Emily Rogers is the pseudonym of a writer who was raised in the Assemblies of God Church and presently lives in Honolulu, Hawaii, with her husband and son. She juggles family life with writing, getting her PhD, teaching English literature at a community college, and working as a television closed-captioner.
Lee Rossi is enjoying his stint as a Hollywood dad. His son Leo recently won American Idol’s four-and-under competition, while daughter Evie crawled away with first prize in Fame’s infant division. He lives in Los Angeles and is the author of the poetry collection Ghost Diary (Terrapin Press).
Sy Safransky is editor of The Sun.
Theresa Williams’s novel The Secret of Hurricanes was a Paterson Fiction Prize finalist in 2003. Her story in this issue is part of an as-yet-unpublished collection. She lives in Bradner, Ohio.
Rob Amberg is a freelance documentary photographer who lives in the mountains of western North Carolina. His book of photographs and writing Sodom Laurel Album (University of North Carolina Press) won the 2002 Thomas Wolfe Literary Award.
Walter O. Beaton lives in New York City. His photograph in this issue was taken in Woodlawn Cemetery in the Bronx.
Timothy Byars is a photographer who lives in Lafayette, California.
Photographer Peg Díaz lives in the high desert of southern California, where the stars are bright and the moonrise is grand.
Duncan Green lives in Olympia, Washington, and works as a photographer for the Washington State House of Representatives.
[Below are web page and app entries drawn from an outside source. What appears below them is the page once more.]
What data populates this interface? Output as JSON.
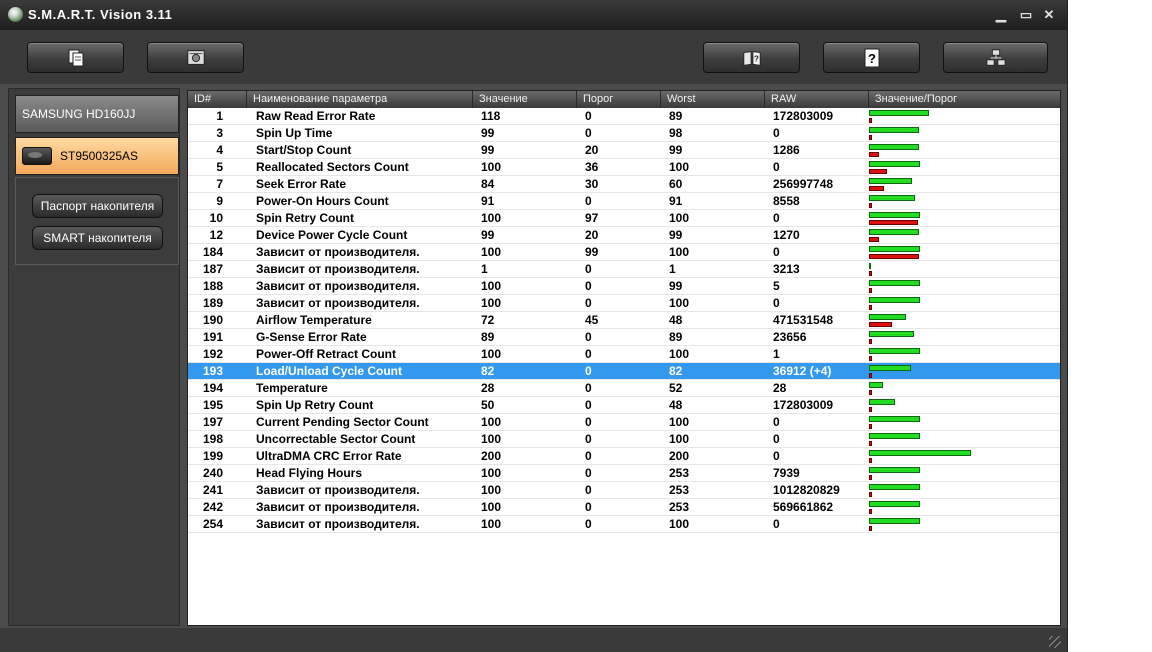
{
  "window": {
    "title": "S.M.A.R.T. Vision 3.11",
    "minimize": "▁",
    "maximize": "▭",
    "close": "✕"
  },
  "toolbar": {
    "buttons": [
      {
        "icon": "document-copy-icon"
      },
      {
        "icon": "settings-chip-icon"
      },
      {
        "icon": "book-help-icon"
      },
      {
        "icon": "question-help-icon"
      },
      {
        "icon": "network-icon"
      }
    ]
  },
  "drives": {
    "samsung": "SAMSUNG HD160JJ",
    "seagate": "ST9500325AS"
  },
  "panel_buttons": {
    "passport": "Паспорт накопителя",
    "smart": "SMART накопителя"
  },
  "columns": {
    "id": "ID#",
    "name": "Наименование параметра",
    "value": "Значение",
    "threshold": "Порог",
    "worst": "Worst",
    "raw": "RAW",
    "ratio": "Значение/Порог"
  },
  "rows": [
    {
      "id": "1",
      "name": "Raw Read Error Rate",
      "value": "118",
      "threshold": "0",
      "worst": "89",
      "raw": "172803009"
    },
    {
      "id": "3",
      "name": "Spin Up Time",
      "value": "99",
      "threshold": "0",
      "worst": "98",
      "raw": "0"
    },
    {
      "id": "4",
      "name": "Start/Stop Count",
      "value": "99",
      "threshold": "20",
      "worst": "99",
      "raw": "1286"
    },
    {
      "id": "5",
      "name": "Reallocated Sectors Count",
      "value": "100",
      "threshold": "36",
      "worst": "100",
      "raw": "0"
    },
    {
      "id": "7",
      "name": "Seek Error Rate",
      "value": "84",
      "threshold": "30",
      "worst": "60",
      "raw": "256997748"
    },
    {
      "id": "9",
      "name": "Power-On Hours Count",
      "value": "91",
      "threshold": "0",
      "worst": "91",
      "raw": "8558"
    },
    {
      "id": "10",
      "name": "Spin Retry Count",
      "value": "100",
      "threshold": "97",
      "worst": "100",
      "raw": "0"
    },
    {
      "id": "12",
      "name": "Device Power Cycle Count",
      "value": "99",
      "threshold": "20",
      "worst": "99",
      "raw": "1270"
    },
    {
      "id": "184",
      "name": "Зависит от производителя.",
      "value": "100",
      "threshold": "99",
      "worst": "100",
      "raw": "0"
    },
    {
      "id": "187",
      "name": "Зависит от производителя.",
      "value": "1",
      "threshold": "0",
      "worst": "1",
      "raw": "3213"
    },
    {
      "id": "188",
      "name": "Зависит от производителя.",
      "value": "100",
      "threshold": "0",
      "worst": "99",
      "raw": "5"
    },
    {
      "id": "189",
      "name": "Зависит от производителя.",
      "value": "100",
      "threshold": "0",
      "worst": "100",
      "raw": "0"
    },
    {
      "id": "190",
      "name": "Airflow Temperature",
      "value": "72",
      "threshold": "45",
      "worst": "48",
      "raw": "471531548"
    },
    {
      "id": "191",
      "name": "G-Sense Error Rate",
      "value": "89",
      "threshold": "0",
      "worst": "89",
      "raw": "23656"
    },
    {
      "id": "192",
      "name": "Power-Off Retract Count",
      "value": "100",
      "threshold": "0",
      "worst": "100",
      "raw": "1"
    },
    {
      "id": "193",
      "name": "Load/Unload Cycle Count",
      "value": "82",
      "threshold": "0",
      "worst": "82",
      "raw": "36912 (+4)",
      "selected": true
    },
    {
      "id": "194",
      "name": "Temperature",
      "value": "28",
      "threshold": "0",
      "worst": "52",
      "raw": "28"
    },
    {
      "id": "195",
      "name": "Spin Up Retry Count",
      "value": "50",
      "threshold": "0",
      "worst": "48",
      "raw": "172803009"
    },
    {
      "id": "197",
      "name": "Current Pending Sector Count",
      "value": "100",
      "threshold": "0",
      "worst": "100",
      "raw": "0"
    },
    {
      "id": "198",
      "name": "Uncorrectable Sector Count",
      "value": "100",
      "threshold": "0",
      "worst": "100",
      "raw": "0"
    },
    {
      "id": "199",
      "name": "UltraDMA CRC Error Rate",
      "value": "200",
      "threshold": "0",
      "worst": "200",
      "raw": "0"
    },
    {
      "id": "240",
      "name": "Head Flying Hours",
      "value": "100",
      "threshold": "0",
      "worst": "253",
      "raw": "7939"
    },
    {
      "id": "241",
      "name": "Зависит от производителя.",
      "value": "100",
      "threshold": "0",
      "worst": "253",
      "raw": "1012820829"
    },
    {
      "id": "242",
      "name": "Зависит от производителя.",
      "value": "100",
      "threshold": "0",
      "worst": "253",
      "raw": "569661862"
    },
    {
      "id": "254",
      "name": "Зависит от производителя.",
      "value": "100",
      "threshold": "0",
      "worst": "100",
      "raw": "0"
    }
  ],
  "colors": {
    "value_bar": "#22dd22",
    "threshold_bar": "#dd1111",
    "selection": "#3399ee",
    "selected_drive": "#f2a95c"
  }
}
Photographer Ethan Hubbard lives in the hills of central Vermont. He is currently in search of a publisher for a book project.
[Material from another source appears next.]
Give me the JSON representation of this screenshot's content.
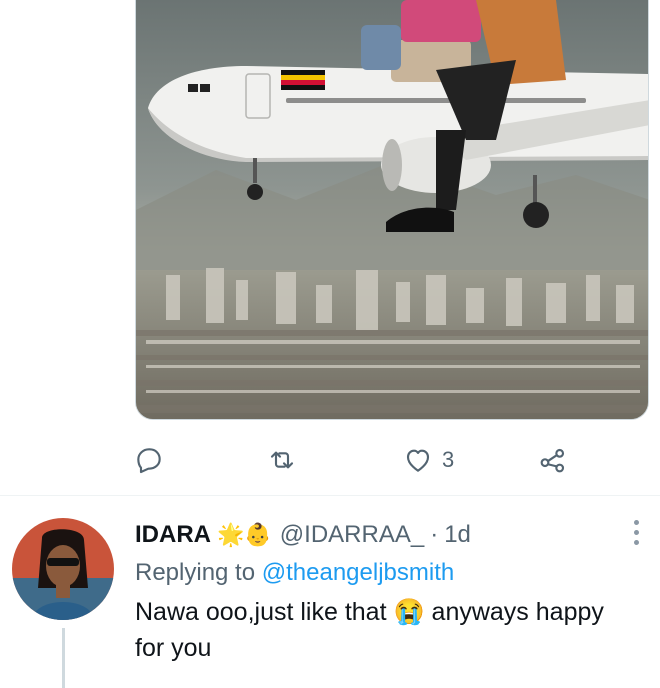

Rebecca McBride lives in San Francisco and is an active member of the all-girl photographers group Point Blank.
After growing up in New York City, Dion Ogust fled and found refuge in Woodstock, New York. She has been a photographer ever since.
Matthew Septimus is a freelance photographer living in New York City. He works with Unseen America, an organization that teaches photography to groups that are socially and politically underrepresented.
Wendy Stone is a licensed massage therapist whose passions are photography, professional cycling, and travel. She is currently enrolled at the University of Connecticut, where she’s majoring in photography.
Mark Townsend is a photographer living in Brooklyn, New York.
In 2000 Hiroshi Watanabe closed his television-commercial production company to pursue photography full time. He lives in West Hollywood, California.
Sharon Wharton lives in Santa Fe, New Mexico, where she takes portraits and wedding photographs.
Peter Foley is a photojournalist who lives in New York City. Though he often works on assignment — he recently covered the Martha Stewart trial — his photographs in this issue are ones he took on his own. The cover photo of a young Palestinian girl was taken in a refugee camp north of Amman, Jordan.
Editorial & Photo
Rachel J. Elliott